Good morning all,
It certainly LOOKS like a legit (and potentially very helpful) web 2.0 application! They’re TRUSTe certified, they got a positive review on TechCrunch, and they even have a FAQ that directly addresses some of the concerns that have been raised on the Internet about them. More importantly, the concept is very powerful; it’s basically a social networking mashup of your Yahoo! and Google Groups, offering to turn your mishmosh of multiple groups into a seamless, single-site experience. But wait, there’s more…
Grouply allows you to get all of your group updates in a single email; consolidates all your group information on a single website; dramatically reduces the size (measured in line counts) of ‘digest’ emails, making them easier and faster to read; allows for cross-group calendaring; tagged searches; dynamic user profiles; and ‘what’s popular’ and ‘who’s active’ functions to keep tabs on hot topics and prolific members of your network. Take the tour yourself. For people who subscribe to and manage a lot of Yahoo! and Google groups, Grouply could be a godsend.
So what’s the problem?
In order for the service to work, you have to give them your Yahoo!ID and password. All of a sudden, visions of address-book spammers like Quechup come racing to mind, but we’re not talking here about a service using your address book to grow their business. No, it’s a potentially a LOT worse than that. To be honest, I’m not sure the founders of Grouply have thought this through very well.
Consider for a moment what information is controlled by your Yahoo! credentials … like all your Flickr photos; your Yahoo!Finance account information; your Yahoo! Security Key; all your Yahoo! profiles and identities; your OpenID key; your home address and telephone number; your Yahoo!Wallet information, even your Yahoo!Auctions account.
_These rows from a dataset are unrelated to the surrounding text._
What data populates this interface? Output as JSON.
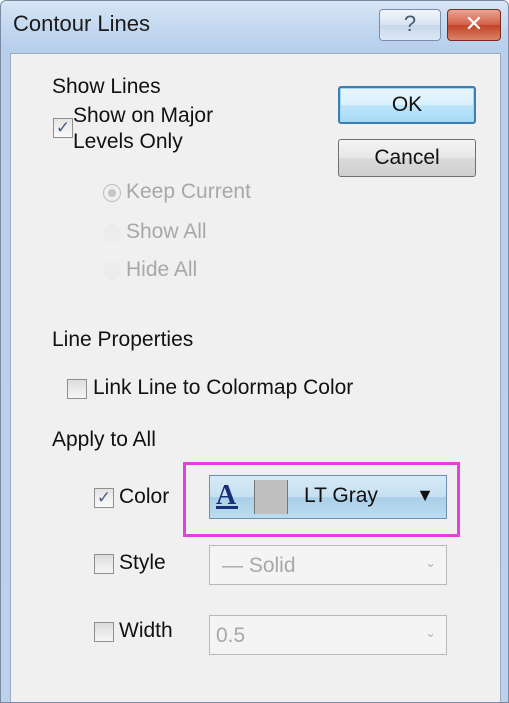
{
  "window": {
    "title": "Contour Lines",
    "help_label": "?",
    "close_label": "✕"
  },
  "show_lines": {
    "heading": "Show Lines",
    "major_only_label_1": "Show on Major",
    "major_only_label_2": "Levels Only",
    "major_only_checked": true,
    "radios": [
      {
        "label": "Keep Current",
        "selected": true
      },
      {
        "label": "Show All",
        "selected": false
      },
      {
        "label": "Hide All",
        "selected": false
      }
    ]
  },
  "buttons": {
    "ok": "OK",
    "cancel": "Cancel"
  },
  "line_properties": {
    "heading": "Line Properties",
    "link_label": "Link Line to Colormap Color",
    "link_checked": false
  },
  "apply_to_all": {
    "heading": "Apply to All",
    "color": {
      "label": "Color",
      "checked": true,
      "value": "LT Gray",
      "icon": "font-a-icon",
      "swatch": "#c0c0c0"
    },
    "style": {
      "label": "Style",
      "checked": false,
      "value": "— Solid"
    },
    "width": {
      "label": "Width",
      "checked": false,
      "value": "0.5"
    }
  },
  "colors": {
    "highlight": "#e83ee0",
    "ok_border": "#3c7fb1",
    "title_bar": "#c2d7ef",
    "disabled_text": "#a8a8a8"
  }
}
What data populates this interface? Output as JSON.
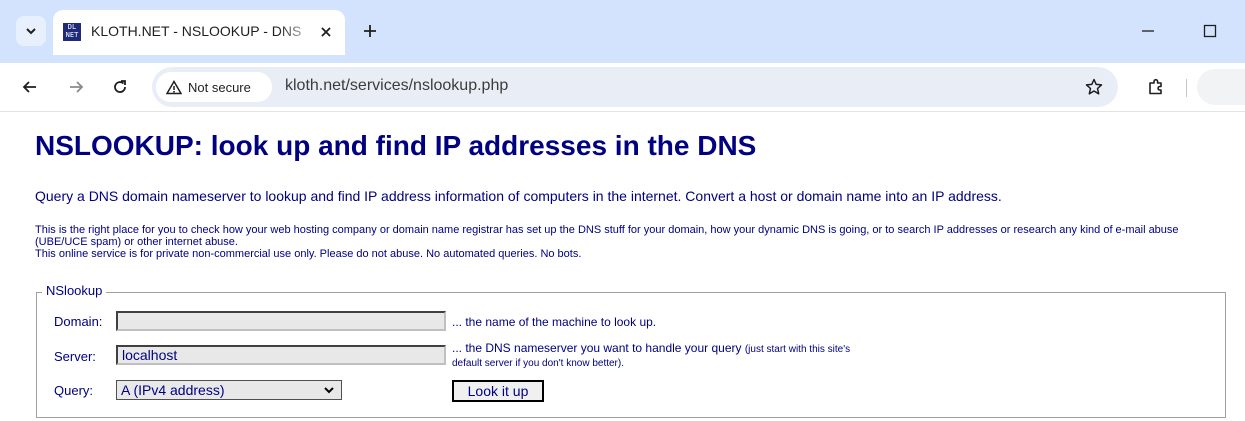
{
  "browser": {
    "tab": {
      "title": "KLOTH.NET - NSLOOKUP - DNS",
      "favicon_text": "DL\nNET"
    },
    "toolbar": {
      "security_label": "Not secure",
      "url": "kloth.net/services/nslookup.php"
    },
    "icons": {
      "tab_menu": "chevron-down-icon",
      "close": "close-icon",
      "new_tab": "plus-icon",
      "minimize": "minimize-icon",
      "maximize": "maximize-icon",
      "back": "arrow-left-icon",
      "forward": "arrow-right-icon",
      "reload": "reload-icon",
      "warning": "warning-triangle-icon",
      "bookmark": "star-icon",
      "extensions": "puzzle-icon"
    }
  },
  "page": {
    "title": "NSLOOKUP: look up and find IP addresses in the DNS",
    "intro": "Query a DNS domain nameserver to lookup and find IP address information of computers in the internet. Convert a host or domain name into an IP address.",
    "description_1": "This is the right place for you to check how your web hosting company or domain name registrar has set up the DNS stuff for your domain, how your dynamic DNS is going, or to search IP addresses or research any kind of e-mail abuse (UBE/UCE spam) or other internet abuse.",
    "description_2": "This online service is for private non-commercial use only. Please do not abuse. No automated queries. No bots.",
    "colors": {
      "text": "#000080",
      "background": "#ffffff"
    }
  },
  "form": {
    "legend": "NSlookup",
    "domain": {
      "label": "Domain:",
      "value": "",
      "hint": "... the name of the machine to look up."
    },
    "server": {
      "label": "Server:",
      "value": "localhost",
      "hint": "... the DNS nameserver you want to handle your query",
      "hint_small_1": "(just start with this site's",
      "hint_small_2": "default server if you don't know better)."
    },
    "query": {
      "label": "Query:",
      "selected": "A (IPv4 address)"
    },
    "submit_label": "Look it up"
  }
}
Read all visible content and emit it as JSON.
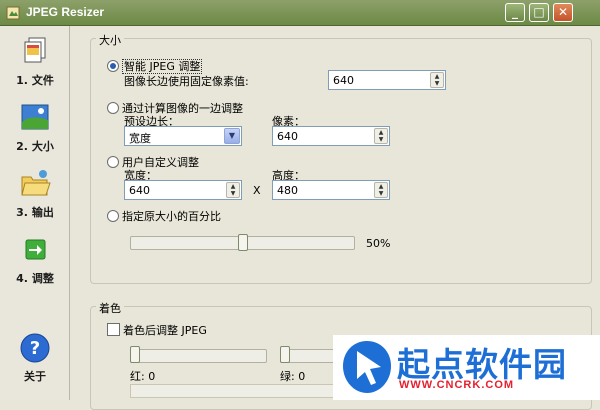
{
  "window": {
    "title": "JPEG Resizer",
    "min": "_",
    "max": "□",
    "close": "✕"
  },
  "sidebar": {
    "items": [
      {
        "label": "1. 文件",
        "icon": "documents-icon"
      },
      {
        "label": "2. 大小",
        "icon": "picture-icon"
      },
      {
        "label": "3. 输出",
        "icon": "folder-icon"
      },
      {
        "label": "4. 调整",
        "icon": "arrow-right-icon"
      }
    ],
    "about": "关于"
  },
  "size_group": {
    "legend": "大小",
    "smart": {
      "label": "智能 JPEG 调整",
      "sub": "图像长边使用固定像素值:",
      "value": "640",
      "selected": true
    },
    "calc": {
      "label": "通过计算图像的一边调整",
      "preset_label": "预设边长：",
      "preset_value": "宽度",
      "pixels_label": "像素：",
      "pixels_value": "640",
      "selected": false
    },
    "custom": {
      "label": "用户自定义调整",
      "width_label": "宽度：",
      "width_value": "640",
      "x": "X",
      "height_label": "高度：",
      "height_value": "480",
      "selected": false
    },
    "percent": {
      "label": "指定原大小的百分比",
      "value": "50%",
      "level": 50,
      "selected": false
    }
  },
  "color_group": {
    "legend": "着色",
    "check_label": "着色后调整 JPEG",
    "checked": false,
    "red_label": "红: 0",
    "green_label": "绿: 0"
  },
  "watermark": {
    "text": "起点软件园",
    "url": "WWW.CNCRK.COM"
  },
  "colors": {
    "titlebar": "#6c8a45",
    "accent": "#2a5fb0",
    "watermark_blue": "#1d6fd6",
    "watermark_red": "#e6202d"
  }
}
Yep. Once you’ve given out your password, they have access to all of that, regardless if they have NO INTENTIONS WHATSOEVER of using it. Grouply tries to allay fears about potential misuse of your credentials in this part of their FAQ but to anyone with a modicum of concern about their data privacy, this is a HUGE red flag. Doesn’t matter what they say. (Can you say ‘rouge employee?’) Fact is, you’ve given out your password. What happens next?
If all goes well, you’ll enjoy the new service and its cool features. You’ll save time, build your network, and access information more easily. You’ll start leveraging Groups in ways you hadn’t before. It’s all good!
If all DOESN’T go well – and your Yahoo! identity is somehow compromised, despite the ample protections they claim to have in place – what then?
There’s more, though. As I understand it, joining Grouply effectively overrides the privacy and other settings you’ve put in place on Yahoo!Groups you’re managing. Content becomes available, email addresses of subscribers become visible, everything becomes part of the network. For people using Yahoo! Groups as a secure communication area for business or their organization, this could be a problem. I don’t belong to any groups that I wouldn’t write about here, but I have created MANY private groups for clients, colleagues and school associates for projects. I wouldn’t want these private groups’ content brought into the open; that’s why we made ’em private!
Seriously. I don’t design web applications and I’m not a venture capitalist. I’m certainly no data security expert. Heck, I’m a classroom teacher. I spend my day surrounded by adorable schoolkids in my computer lab. But I’m also a longtime Yahoo! user and someone who knows their way around the web. There’s no way in a million years I’d ever give my Yahoo! credentials to a website like Grouply. Just my choice. Your mileage may vary!
Here’s my question for the founders, who will probably find this blog and hopefully comment.
I’ve seen various web 2.0 services request for “authorization” to use my Yahoo! stuff, like my Flickr photos. This is handled completely differently; I sign into my Yahoo! Account page and securely give applications permission to access my DATA but not my ACCOUNT DETAILS. Big difference. Is there a reason you could not have used a similar approach? *THAT* would make this service a slam-dunk.
To the curious, though, there is a way to try this service. Just create a second Yahoo! identity, and use it only for messaging. Sign up for all your groups again using that identity. It would be kinda inconvenient, but, you could get a sense for the real value of the service without putting anything at risk. What do you think?
I’ll close with this thought. Conceptually, this is an EXTREMELY cool idea. I love the social networking implications and I love saving time. But what about the risks? If you don’t have a lot of personal information tied into your Yahoo! account,by all means, go for it! If you do … I recommend you think twice.
Hope this helps,